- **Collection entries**
========

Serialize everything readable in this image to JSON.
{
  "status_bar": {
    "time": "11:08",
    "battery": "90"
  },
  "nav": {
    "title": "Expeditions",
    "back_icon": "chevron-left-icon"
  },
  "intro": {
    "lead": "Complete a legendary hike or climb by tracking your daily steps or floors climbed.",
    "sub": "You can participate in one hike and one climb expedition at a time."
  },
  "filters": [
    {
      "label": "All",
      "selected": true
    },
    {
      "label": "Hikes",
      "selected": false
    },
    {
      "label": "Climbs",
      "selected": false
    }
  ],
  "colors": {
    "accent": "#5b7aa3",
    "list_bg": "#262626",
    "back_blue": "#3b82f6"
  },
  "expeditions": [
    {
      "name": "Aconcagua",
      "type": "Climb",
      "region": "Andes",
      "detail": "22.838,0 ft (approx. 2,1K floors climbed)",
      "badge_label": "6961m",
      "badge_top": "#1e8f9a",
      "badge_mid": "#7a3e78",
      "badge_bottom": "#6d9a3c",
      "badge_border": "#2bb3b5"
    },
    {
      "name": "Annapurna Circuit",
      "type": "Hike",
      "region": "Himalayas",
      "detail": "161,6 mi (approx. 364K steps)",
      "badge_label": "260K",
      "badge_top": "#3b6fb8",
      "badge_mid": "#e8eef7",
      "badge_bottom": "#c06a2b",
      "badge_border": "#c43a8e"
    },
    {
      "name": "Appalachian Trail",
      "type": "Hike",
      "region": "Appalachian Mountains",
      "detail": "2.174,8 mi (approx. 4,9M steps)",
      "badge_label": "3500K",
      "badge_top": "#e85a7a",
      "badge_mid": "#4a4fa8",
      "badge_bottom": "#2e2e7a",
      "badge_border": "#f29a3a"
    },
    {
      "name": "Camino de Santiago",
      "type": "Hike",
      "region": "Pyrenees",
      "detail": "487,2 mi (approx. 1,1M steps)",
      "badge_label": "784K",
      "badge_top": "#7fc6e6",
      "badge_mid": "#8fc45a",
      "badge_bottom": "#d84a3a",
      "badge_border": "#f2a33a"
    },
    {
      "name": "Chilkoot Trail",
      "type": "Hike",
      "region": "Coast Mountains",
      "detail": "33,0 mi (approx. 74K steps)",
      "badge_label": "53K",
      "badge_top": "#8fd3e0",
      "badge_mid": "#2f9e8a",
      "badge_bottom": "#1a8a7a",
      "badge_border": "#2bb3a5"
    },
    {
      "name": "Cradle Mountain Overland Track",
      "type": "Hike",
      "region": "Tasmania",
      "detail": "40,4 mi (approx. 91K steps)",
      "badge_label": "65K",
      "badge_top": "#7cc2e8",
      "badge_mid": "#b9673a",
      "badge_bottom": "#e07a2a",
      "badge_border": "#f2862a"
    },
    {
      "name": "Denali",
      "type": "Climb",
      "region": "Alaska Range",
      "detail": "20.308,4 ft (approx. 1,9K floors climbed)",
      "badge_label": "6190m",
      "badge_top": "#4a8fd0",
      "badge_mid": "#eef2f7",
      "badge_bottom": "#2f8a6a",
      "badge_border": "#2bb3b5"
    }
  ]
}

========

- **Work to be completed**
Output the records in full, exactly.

- **Task answer**
Serialize everything readable in this image to JSON.
{
  "status_bar": {
    "time": "11:08",
    "battery": "90"
  },
  "nav": {
    "title": "Expeditions",
    "back_icon": "chevron-left-icon"
  },
  "intro": {
    "lead": "Complete a legendary hike or climb by tracking your daily steps or floors climbed.",
    "sub": "You can participate in one hike and one climb expedition at a time."
  },
  "filters": [
    {
      "label": "All",
      "selected": true
    },
    {
      "label": "Hikes",
      "selected": false
    },
    {
      "label": "Climbs",
      "selected": false
    }
  ],
  "colors": {
    "accent": "#5b7aa3",
    "list_bg": "#262626",
    "back_blue": "#3b82f6"
  },
  "expeditions": [
    {
      "name": "Aconcagua",
      "type": "Climb",
      "region": "Andes",
      "detail": "22.838,0 ft (approx. 2,1K floors climbed)",
      "badge_label": "6961m",
      "badge_top": "#1e8f9a",
      "badge_mid": "#7a3e78",
      "badge_bottom": "#6d9a3c",
      "badge_border": "#2bb3b5"
    },
    {
      "name": "Annapurna Circuit",
      "type": "Hike",
      "region": "Himalayas",
      "detail": "161,6 mi (approx. 364K steps)",
      "badge_label": "260K",
      "badge_top": "#3b6fb8",
      "badge_mid": "#e8eef7",
      "badge_bottom": "#c06a2b",
      "badge_border": "#c43a8e"
    },
    {
      "name": "Appalachian Trail",
      "type": "Hike",
      "region": "Appalachian Mountains",
      "detail": "2.174,8 mi (approx. 4,9M steps)",
      "badge_label": "3500K",
      "badge_top": "#e85a7a",
      "badge_mid": "#4a4fa8",
      "badge_bottom": "#2e2e7a",
      "badge_border": "#f29a3a"
    },
    {
      "name": "Camino de Santiago",
      "type": "Hike",
      "region": "Pyrenees",
      "detail": "487,2 mi (approx. 1,1M steps)",
      "badge_label": "784K",
      "badge_top": "#7fc6e6",
      "badge_mid": "#8fc45a",
      "badge_bottom": "#d84a3a",
      "badge_border": "#f2a33a"
    },
    {
      "name": "Chilkoot Trail",
      "type": "Hike",
      "region": "Coast Mountains",
      "detail": "33,0 mi (approx. 74K steps)",
      "badge_label": "53K",
      "badge_top": "#8fd3e0",
      "badge_mid": "#2f9e8a",
      "badge_bottom": "#1a8a7a",
      "badge_border": "#2bb3a5"
    },
    {
      "name": "Cradle Mountain Overland Track",
      "type": "Hike",
      "region": "Tasmania",
      "detail": "40,4 mi (approx. 91K steps)",
      "badge_label": "65K",
      "badge_top": "#7cc2e8",
      "badge_mid": "#b9673a",
      "badge_bottom": "#e07a2a",
      "badge_border": "#f2862a"
    },
    {
      "name": "Denali",
      "type": "Climb",
      "region": "Alaska Range",
      "detail": "20.308,4 ft (approx. 1,9K floors climbed)",
      "badge_label": "6190m",
      "badge_top": "#4a8fd0",
      "badge_mid": "#eef2f7",
      "badge_bottom": "#2f8a6a",
      "badge_border": "#2bb3b5"
    }
  ]
}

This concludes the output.